In the listing that follows, count every line with the word "hours" in it and write only the total.

════════════════

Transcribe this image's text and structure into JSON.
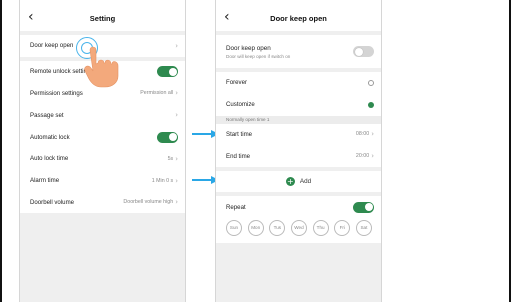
{
  "left_screen": {
    "title": "Setting",
    "door_keep_open": "Door keep open",
    "rows": [
      {
        "label": "Remote unlock settings",
        "toggle": "on"
      },
      {
        "label": "Permission settings",
        "value": "Permission all"
      },
      {
        "label": "Passage set"
      },
      {
        "label": "Automatic lock",
        "toggle": "on"
      },
      {
        "label": "Auto lock time",
        "value": "5s"
      },
      {
        "label": "Alarm time",
        "value": "1 Min 0 s"
      },
      {
        "label": "Doorbell volume",
        "value": "Doorbell volume high"
      }
    ]
  },
  "right_screen": {
    "title": "Door keep open",
    "door_keep_open": {
      "label": "Door keep open",
      "hint": "Door will keep open if switch on",
      "toggle": "off"
    },
    "options": [
      {
        "label": "Forever",
        "selected": false
      },
      {
        "label": "Customize",
        "selected": true
      }
    ],
    "section_label": "Normally open time 1",
    "start_time": {
      "label": "Start time",
      "value": "08:00"
    },
    "end_time": {
      "label": "End time",
      "value": "20:00"
    },
    "add_label": "Add",
    "repeat": {
      "label": "Repeat",
      "toggle": "on"
    },
    "days": [
      "Sun",
      "Mon",
      "Tus",
      "Wed",
      "Thu",
      "Fri",
      "Sat"
    ]
  },
  "colors": {
    "accent_green": "#2e8a4f",
    "arrow_blue": "#2aa7e6"
  },
  "icons": [
    "back-arrow-icon",
    "chevron-right-icon",
    "tap-hand-icon",
    "plus-icon",
    "pointer-arrow-icon"
  ]
}
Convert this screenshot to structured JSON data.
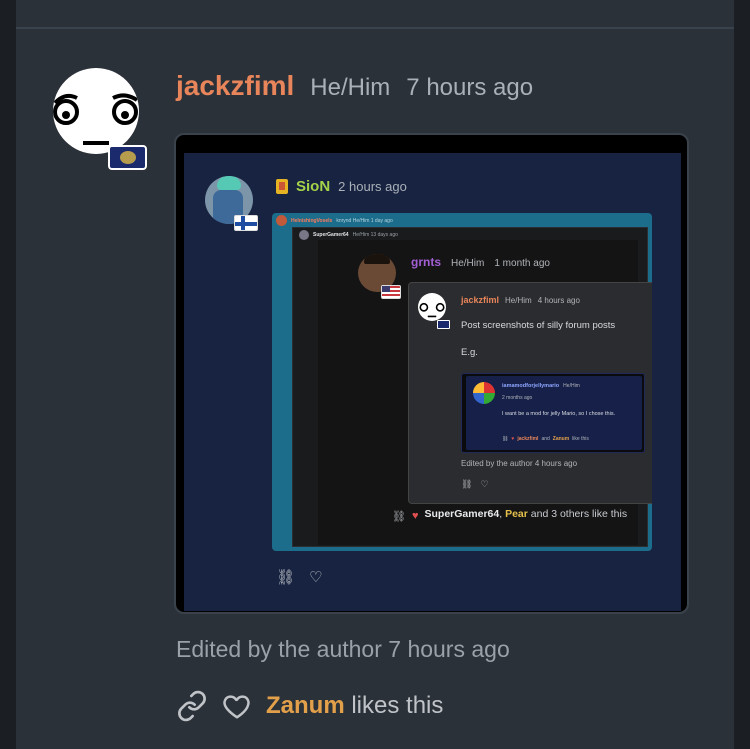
{
  "post": {
    "username": "jackzfiml",
    "pronouns": "He/Him",
    "time": "7 hours ago",
    "edited": "Edited by the author 7 hours ago",
    "likes": {
      "name": "Zanum",
      "suffix": "likes this"
    }
  },
  "screenshot": {
    "sion": {
      "name": "SioN",
      "time": "2 hours ago"
    },
    "teal_header": {
      "name": "HeInishingVosels",
      "meta": "knrynd  He/Him  1 day ago"
    },
    "dark_header": {
      "name": "SuperGamer64",
      "meta": "He/Him  13 days ago"
    },
    "grnts": {
      "name": "grnts",
      "pronouns": "He/Him",
      "time": "1 month ago"
    },
    "jackzfiml": {
      "name": "jackzfiml",
      "pronouns": "He/Him",
      "time": "4 hours ago",
      "text1": "Post screenshots of silly forum posts",
      "text2": "E.g.",
      "edited": "Edited by the author 4 hours ago"
    },
    "iam": {
      "name": "iamamodforjellymario",
      "pronouns": "He/Him",
      "time": "2 months ago",
      "text": "I want be a mod for jelly Mario, so I chose this.",
      "likes_name1": "jackzfiml",
      "likes_and": "and",
      "likes_name2": "Zanum",
      "likes_suffix": "like this"
    },
    "grnts_likes": {
      "name1": "SuperGamer64",
      "sep": ",",
      "name2": "Pear",
      "suffix": "and 3 others like this"
    }
  },
  "icons": [
    "link-icon",
    "heart-icon",
    "flag-icon"
  ],
  "colors": {
    "username": "#e9855a",
    "accent_like": "#e3a04a",
    "background": "#2b3138"
  }
}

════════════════

▸ The completed task: 5